My trip to meet the children I sponsor actually began in 1955. That was the year my parents-in-law loaded up two toddlers and flew to their new home in Siguatepeque, Honduras.
Child laborers are not simply working an after-school job. They are children who have had their safety, education and childhoods taken from them.
When it comes to Child Sponsorship and letter writing there is a ‘Seen’ and ‘Unseen’ element at work on several levels.
There’s more to our sponsorship than we might imagine – more heart, more inspiration, more grace and more meaning than we give ourselves credit for. There is deep, abiding, eternal meaning to our small decision to sponsor a child.
In this chapel message, Pastor Joby Martin from the Church of Eleven22 shares about his church’s partnership with Compassion and preaches about the Prodigal Son.
Affirming words from mentors and teachers and even strangers, make us into the people we become.
Somewhere, a young man in extreme poverty gets a sparkle in his eye when he thinks of computers. And when he walks the dirt roads of his town, he imagines the words he will write to his sponsor.
In this chapel message, three of our Alumni share how Compassion improved their lives and how God is using them to bless their communities now.
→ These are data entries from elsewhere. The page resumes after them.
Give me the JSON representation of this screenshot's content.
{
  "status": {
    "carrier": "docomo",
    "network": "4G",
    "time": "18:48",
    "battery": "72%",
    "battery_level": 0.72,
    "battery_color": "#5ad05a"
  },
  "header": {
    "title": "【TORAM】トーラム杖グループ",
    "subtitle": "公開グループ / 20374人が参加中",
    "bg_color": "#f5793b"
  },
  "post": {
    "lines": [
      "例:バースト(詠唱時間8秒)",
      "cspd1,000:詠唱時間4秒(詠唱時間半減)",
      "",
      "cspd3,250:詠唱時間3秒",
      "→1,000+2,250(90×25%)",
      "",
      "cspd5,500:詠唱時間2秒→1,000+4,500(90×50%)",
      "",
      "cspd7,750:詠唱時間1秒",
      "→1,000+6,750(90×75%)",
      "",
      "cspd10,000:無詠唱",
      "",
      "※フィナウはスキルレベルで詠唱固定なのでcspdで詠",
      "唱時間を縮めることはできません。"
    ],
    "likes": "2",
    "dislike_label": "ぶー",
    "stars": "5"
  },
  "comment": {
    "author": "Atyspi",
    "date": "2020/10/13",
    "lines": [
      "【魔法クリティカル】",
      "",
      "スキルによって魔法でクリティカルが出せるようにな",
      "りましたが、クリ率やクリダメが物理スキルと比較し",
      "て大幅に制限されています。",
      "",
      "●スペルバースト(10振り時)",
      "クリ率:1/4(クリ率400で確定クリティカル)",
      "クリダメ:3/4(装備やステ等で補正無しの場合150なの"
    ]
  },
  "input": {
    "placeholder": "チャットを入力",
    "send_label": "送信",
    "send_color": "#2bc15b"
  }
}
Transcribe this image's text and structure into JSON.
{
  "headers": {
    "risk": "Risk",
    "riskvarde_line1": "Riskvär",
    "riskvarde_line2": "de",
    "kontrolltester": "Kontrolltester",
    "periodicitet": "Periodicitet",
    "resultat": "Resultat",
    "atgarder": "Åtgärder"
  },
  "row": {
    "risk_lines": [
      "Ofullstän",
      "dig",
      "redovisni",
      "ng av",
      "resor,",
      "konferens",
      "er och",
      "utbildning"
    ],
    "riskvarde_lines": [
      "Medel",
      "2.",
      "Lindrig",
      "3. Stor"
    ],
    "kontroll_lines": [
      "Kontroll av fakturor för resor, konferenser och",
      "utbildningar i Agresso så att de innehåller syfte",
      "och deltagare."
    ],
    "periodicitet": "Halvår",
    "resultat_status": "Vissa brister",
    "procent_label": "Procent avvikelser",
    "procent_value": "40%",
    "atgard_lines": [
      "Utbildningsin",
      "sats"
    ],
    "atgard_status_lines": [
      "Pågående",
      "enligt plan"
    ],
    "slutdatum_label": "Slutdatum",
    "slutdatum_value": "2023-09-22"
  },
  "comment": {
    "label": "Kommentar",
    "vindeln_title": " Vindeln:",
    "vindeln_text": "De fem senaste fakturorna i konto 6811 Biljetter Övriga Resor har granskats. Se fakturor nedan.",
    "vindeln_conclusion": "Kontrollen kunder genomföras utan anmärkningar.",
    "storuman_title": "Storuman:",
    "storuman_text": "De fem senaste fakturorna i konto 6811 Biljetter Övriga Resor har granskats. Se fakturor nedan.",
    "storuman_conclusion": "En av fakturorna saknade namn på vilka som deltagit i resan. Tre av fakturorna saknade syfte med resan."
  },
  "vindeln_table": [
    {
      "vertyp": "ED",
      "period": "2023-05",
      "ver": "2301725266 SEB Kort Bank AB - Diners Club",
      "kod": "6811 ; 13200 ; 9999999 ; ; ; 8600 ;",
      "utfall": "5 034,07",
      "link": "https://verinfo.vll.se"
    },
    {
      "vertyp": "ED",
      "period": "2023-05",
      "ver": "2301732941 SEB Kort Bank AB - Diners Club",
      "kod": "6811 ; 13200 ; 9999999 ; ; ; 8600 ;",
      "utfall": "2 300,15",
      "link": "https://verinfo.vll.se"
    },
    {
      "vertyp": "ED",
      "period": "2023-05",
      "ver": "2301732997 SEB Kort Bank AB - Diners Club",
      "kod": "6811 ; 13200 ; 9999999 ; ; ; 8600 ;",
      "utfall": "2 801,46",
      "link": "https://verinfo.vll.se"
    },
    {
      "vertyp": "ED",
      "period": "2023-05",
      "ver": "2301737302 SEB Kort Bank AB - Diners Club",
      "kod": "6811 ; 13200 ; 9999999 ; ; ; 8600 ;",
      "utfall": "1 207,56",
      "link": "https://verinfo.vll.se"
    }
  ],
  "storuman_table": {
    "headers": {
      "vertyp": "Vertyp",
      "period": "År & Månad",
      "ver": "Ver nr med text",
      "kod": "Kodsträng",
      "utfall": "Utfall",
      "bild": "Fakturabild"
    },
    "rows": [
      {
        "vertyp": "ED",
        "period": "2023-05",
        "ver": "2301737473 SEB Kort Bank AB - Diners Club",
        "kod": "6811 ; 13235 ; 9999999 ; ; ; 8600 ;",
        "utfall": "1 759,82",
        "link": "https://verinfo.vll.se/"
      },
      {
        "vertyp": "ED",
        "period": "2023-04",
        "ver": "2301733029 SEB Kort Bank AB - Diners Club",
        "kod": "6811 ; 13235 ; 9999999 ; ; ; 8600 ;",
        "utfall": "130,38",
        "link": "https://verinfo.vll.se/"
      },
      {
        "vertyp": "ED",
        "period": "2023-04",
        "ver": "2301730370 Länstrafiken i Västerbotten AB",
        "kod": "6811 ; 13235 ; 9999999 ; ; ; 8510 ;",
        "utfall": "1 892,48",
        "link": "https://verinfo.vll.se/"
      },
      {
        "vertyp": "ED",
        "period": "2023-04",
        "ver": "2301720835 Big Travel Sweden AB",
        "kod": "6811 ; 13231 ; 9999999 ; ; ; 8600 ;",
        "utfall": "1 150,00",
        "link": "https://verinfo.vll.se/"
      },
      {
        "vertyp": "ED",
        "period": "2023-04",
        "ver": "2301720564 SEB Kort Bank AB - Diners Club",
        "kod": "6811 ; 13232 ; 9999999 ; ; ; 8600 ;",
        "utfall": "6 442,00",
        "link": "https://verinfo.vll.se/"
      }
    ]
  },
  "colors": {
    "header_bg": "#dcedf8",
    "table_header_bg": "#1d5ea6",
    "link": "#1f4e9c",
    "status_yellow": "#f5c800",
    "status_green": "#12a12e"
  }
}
A team of Compassion Bloggers will be in Uganda from January 27 through January 31, 2014 marking our fifth year of blogging for children in poverty.
When a church in Bolivia discovered many of the mothers enrolled its Child Survival Program couldn’t read or write the official language of the country, it acted. This is what the church did.
Child sponsorship is about participation. Sponsoring a child is an exciting, humbling, invested experience that really is changing the world — one life at a time. #SponsorChange
In the first chapel of the new year, we focus on an extended time of prayer for the Transforming Core Processes with Technology (TCPT) project that will help us minister to our children and sponsors more efficiently in the future.
Today is Human Trafficking Awareness Day. By learning the facts about this terrible crime against humanity, you can be the change for exploited children around the world.
As you reflect back upon the blessings and trials of the past year and pray about what the Lord has in store for you in 2014, we want to thank you so much for your commitment to children in poverty.
Smiles transcend time and place. We would know, we get to see a lot of them.
On this day we hope you feel the presence of our Savior as we celebrate His grand love and His perfect will to move us closer to Himself.
“Behold, the virgin shall be with child and shall bear a Son, and they shall call His name Immanuel,” which translated means, “God with us.”
Comedienne Chonda Pierce uses humor and her personal testimony in this special Christmas chapel message.
We went, seven Compassion sponsors, flush with excitement, filled with the desire to help, hearts ready to connect. We went to Gladys’ modest home to learn about her world. We went with the best of intentions. And then we broke her bed.
What if, instead of giving gifts that break, expire or get used up, you gave a gift that lasts forever?
In this chapel message, Scott Todd, Senior Vice President of Global Advocacy, uses his personal Compassion story to summarize what it means to live Compassion and remain fully engaged in our ministry.
This Christmas, what if, instead of giving gifts that break, expire or get used up, you gave a gift that will last forever?
Prayerfully choosing one word that embodies the promise of the upcoming year is a discipline we’ve shared with you for many years. This practice of asking God for His yearly theme in our lives endows us with strength in the tough times. It renews the spirit and imbues us with purpose.
When you dial our customer service phone number, you have a good chance of being connected with a member of Team Constellation, which is based in the Philippines. Each of the members of Team Constellation are adult graduates of our sponsorship program.
World AIDS Day is a day to focus attention on HIV/AIDS prevention, treatment and care and to measure the world’s progress on “Getting to zero: zero new HIV infections. Zero discrimination. Zero AIDS-related deaths”.